Wooden Leg entered the White River Reservation. He lived there until the U.S. government forced the Cheyennes to Indian Territory (present day Oklahoma). There, Wooden Leg learned how to hunt eagles, However, the new reservation was very far from the native land of many Northern Cheyennes, and many died of disease. A group led by Dull Knife and Little Wolf, disobeyed the soldiers and left the reservation to return north. Wooden Leg at first refused to follow the leaders, and remained on the reservation. In 1878, he married a Southern Cheyenne woman. After the death of his father, Wooden Leg and his family decided to leave the southern reservation. Passing from the White River reservation, renamed by that time as Pine Ridge Indian Reservation, they reached the place where Little Wolf and the other Cheyennes camped. It was the core of the future reservation of the Tongue River.
In 1889, Wooden Leg enlisted at Fort Keogh as a U.S. Indian scout, and was assigned to First Lieutenant Edward W. Casey's Cheyenne Scouts of the Department of Dakota. In 1890, Casey's Scouts and Wooden Leg guided soldiers in the Ghost Dance campaign resulting in the Wounded Knee Massacre.

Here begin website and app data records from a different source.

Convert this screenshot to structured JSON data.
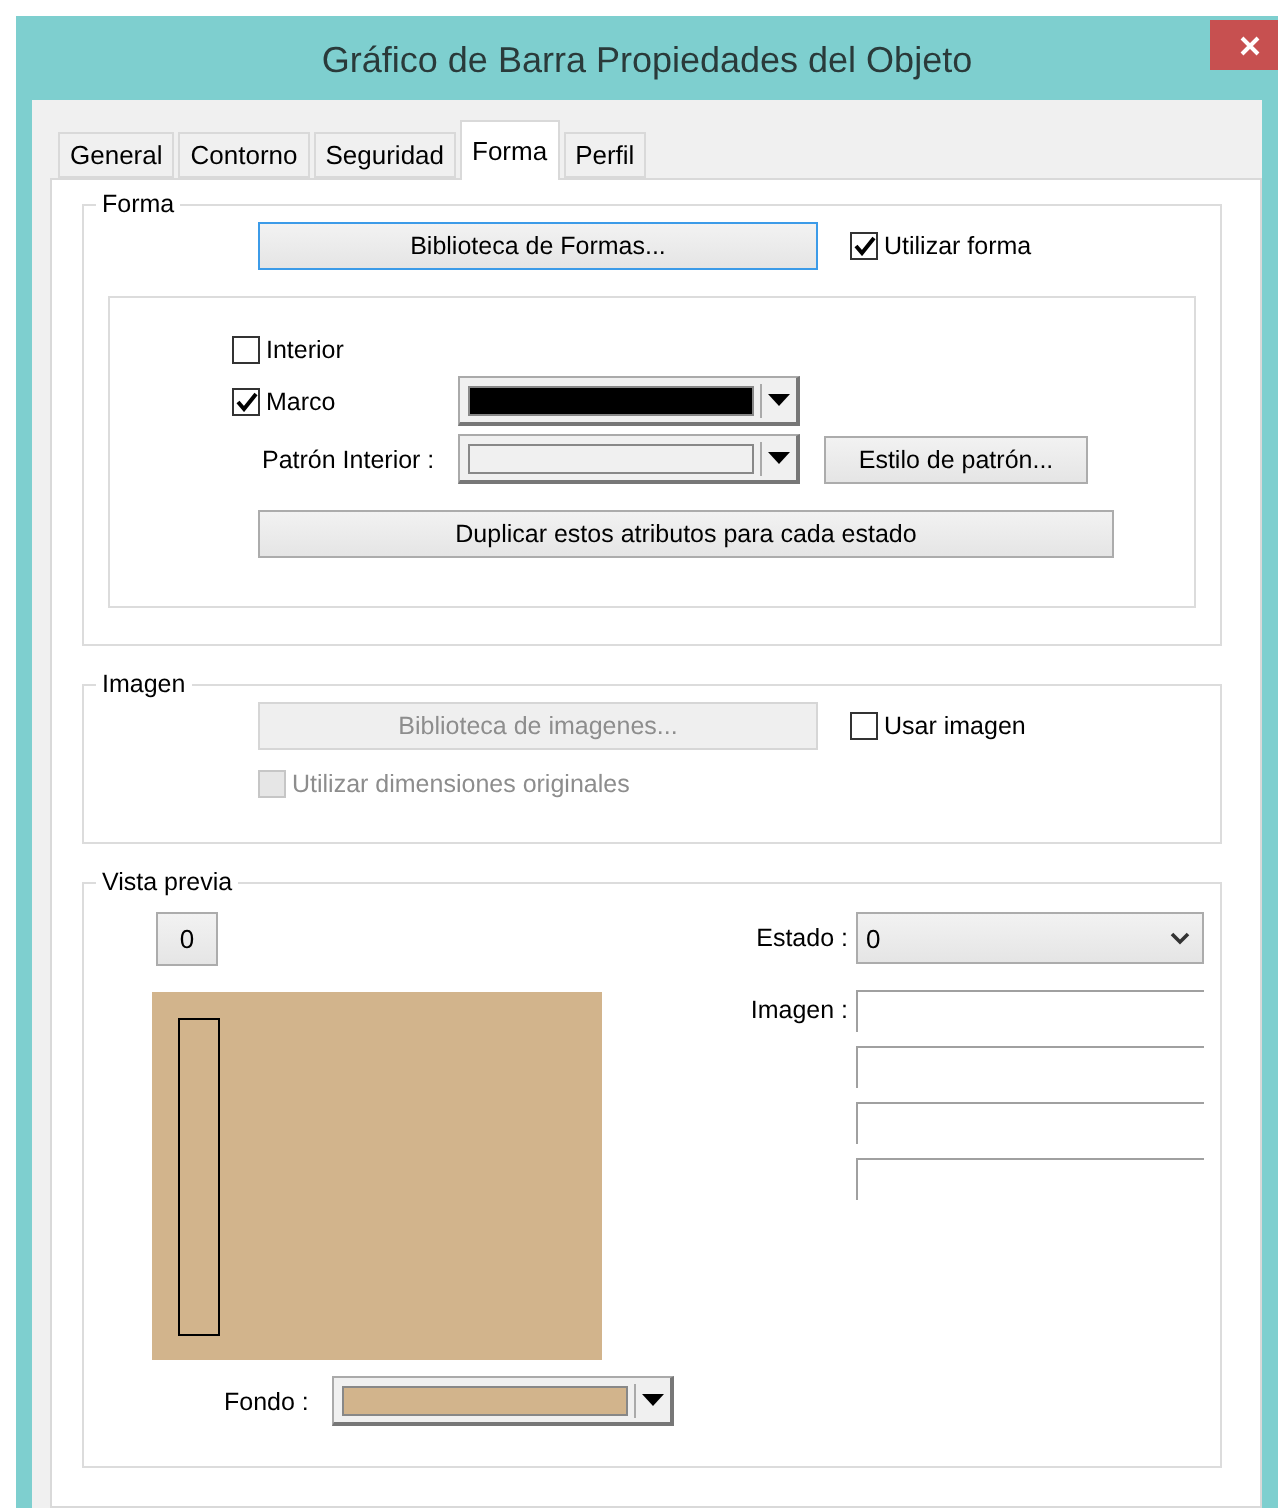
{
  "window": {
    "title": "Gráfico de Barra Propiedades del Objeto"
  },
  "tabs": [
    {
      "label": "General",
      "selected": false
    },
    {
      "label": "Contorno",
      "selected": false
    },
    {
      "label": "Seguridad",
      "selected": false
    },
    {
      "label": "Forma",
      "selected": true
    },
    {
      "label": "Perfil",
      "selected": false
    }
  ],
  "forma": {
    "legend": "Forma",
    "library_button": "Biblioteca de Formas...",
    "use_shape": {
      "label": "Utilizar forma",
      "checked": true
    },
    "interior": {
      "label": "Interior",
      "checked": false
    },
    "frame": {
      "label": "Marco",
      "checked": true,
      "color": "#000000"
    },
    "pattern": {
      "label": "Patrón Interior :",
      "color": "#f0f0f0"
    },
    "pattern_style_button": "Estilo de patrón...",
    "duplicate_button": "Duplicar estos atributos para cada estado"
  },
  "image": {
    "legend": "Imagen",
    "library_button": {
      "label": "Biblioteca de imagenes...",
      "disabled": true
    },
    "use_image": {
      "label": "Usar imagen",
      "checked": false,
      "disabled": false
    },
    "original_size": {
      "label": "Utilizar dimensiones originales",
      "checked": false,
      "disabled": true
    }
  },
  "preview": {
    "legend": "Vista previa",
    "state_button": "0",
    "state": {
      "label": "Estado :",
      "value": "0"
    },
    "image_label": "Imagen :",
    "background": {
      "label": "Fondo :",
      "color": "#d2b48c"
    }
  }
}
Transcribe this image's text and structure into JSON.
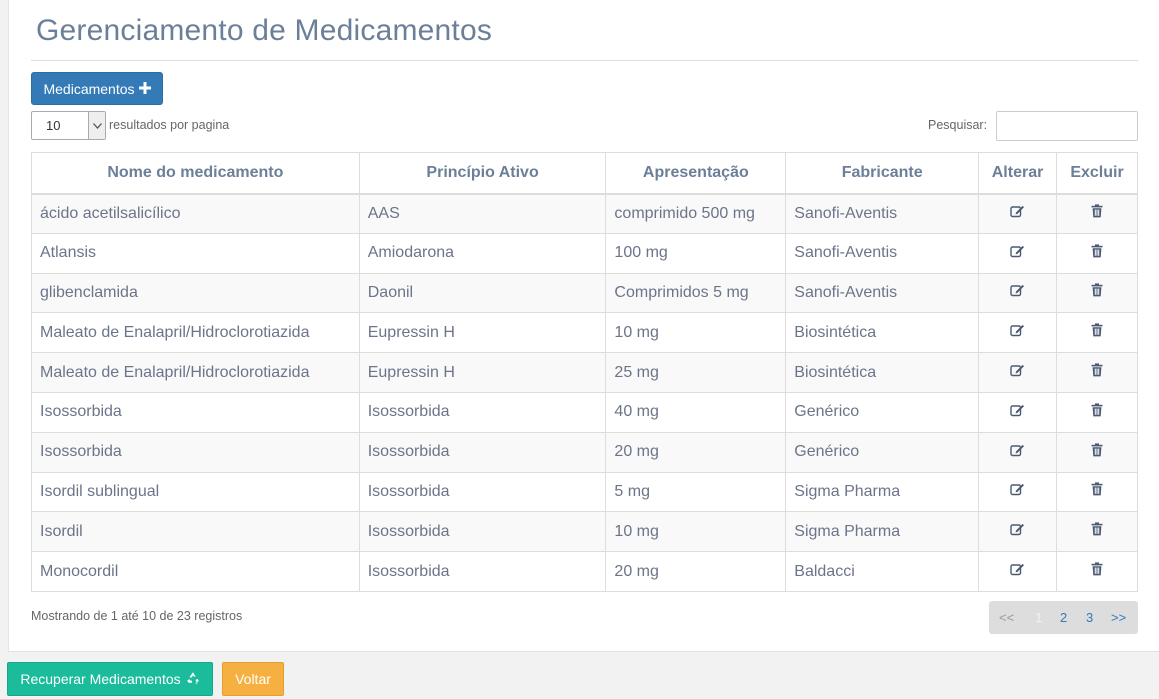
{
  "page": {
    "title": "Gerenciamento de Medicamentos"
  },
  "toolbar": {
    "add_label": "Medicamentos",
    "add_icon": "plus-icon"
  },
  "length": {
    "value": "10",
    "label": "resultados por pagina"
  },
  "search": {
    "label": "Pesquisar:",
    "value": ""
  },
  "table": {
    "columns": [
      "Nome do medicamento",
      "Princípio Ativo",
      "Apresentação",
      "Fabricante",
      "Alterar",
      "Excluir"
    ],
    "rows": [
      [
        "ácido acetilsalicílico",
        "AAS",
        "comprimido 500 mg",
        "Sanofi-Aventis"
      ],
      [
        "Atlansis",
        "Amiodarona",
        "100 mg",
        "Sanofi-Aventis"
      ],
      [
        "glibenclamida",
        "Daonil",
        "Comprimidos 5 mg",
        "Sanofi-Aventis"
      ],
      [
        "Maleato de Enalapril/Hidroclorotiazida",
        "Eupressin H",
        "10 mg",
        "Biosintética"
      ],
      [
        "Maleato de Enalapril/Hidroclorotiazida",
        "Eupressin H",
        "25 mg",
        "Biosintética"
      ],
      [
        "Isossorbida",
        "Isossorbida",
        "40 mg",
        "Genérico"
      ],
      [
        "Isossorbida",
        "Isossorbida",
        "20 mg",
        "Genérico"
      ],
      [
        "Isordil sublingual",
        "Isossorbida",
        "5 mg",
        "Sigma Pharma"
      ],
      [
        "Isordil",
        "Isossorbida",
        "10 mg",
        "Sigma Pharma"
      ],
      [
        "Monocordil",
        "Isossorbida",
        "20 mg",
        "Baldacci"
      ]
    ],
    "edit_icon": "edit-icon",
    "delete_icon": "trash-icon"
  },
  "footer": {
    "info": "Mostrando de 1 até 10 de 23 registros",
    "pagination": {
      "prev": "<<",
      "pages": [
        "1",
        "2",
        "3"
      ],
      "next": ">>",
      "current": "1"
    }
  },
  "actions": {
    "recover_label": "Recuperar Medicamentos",
    "recover_icon": "recycle-icon",
    "back_label": "Voltar"
  },
  "colors": {
    "primary": "#337ab7",
    "success": "#1abc9c",
    "warning": "#f5b041",
    "title": "#6c7f99"
  }
}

In the same years, he served also a messenger and a sentry.
Thirty years after the battle of Little Bighorn, he took part in a 1906 a meeting of whites and Indians, gathered on the field of the battle to remember that event. He spoke of the battle, being one of the few Indians who had the courage to tell his experience to Dixon, a white doctor.
Wooden Leg was baptized by the priest in the reservation in 1908. He thought that the whites and the Indians worshiped the same god, even if in different manner (i.e.: calling him with different names).
Wooden Leg, together with the young Little Wolf (nephew of the old Cheyenne leader), Two Moons and Black Wolf, was part of a 1913 delegation sent to Washington to speak about the Cheyenne tribe. During this journey, he visited Washington and New York. Back in the reservation, he became a judge: he had the responsibility to solve quarrels in the tribe and to teach the law of the United States. Twice, he was offered to become a chief in lower order of the warrior group of the Elkhorn Scrapers, but he refused; some white men called him Chief Wooden Leg, but he was never a chief. He had two daughters, but they both died in their youth. After the death of the last daughter, he and his wife decided to adopt the son of his sister, John White Wolf.
In a 1903 interview with Thomas B. Marquis, a former agency physician for the Cheyenne, Wooden Leg related a great deal of information about Cheyenne life prior to the reservations and the battle of Little Bighorn. His account is published in the book Wooden Leg: A Warrior Who Fought Custer.
Wooden Leg died in 1940.
- "Wooden Leg - University of Nebraska Press," URL accessed 05/27/06
- Thomas B. Marquis. Wooden Leg: A Warrior Who Fought Custer (Midwest Company, 1931).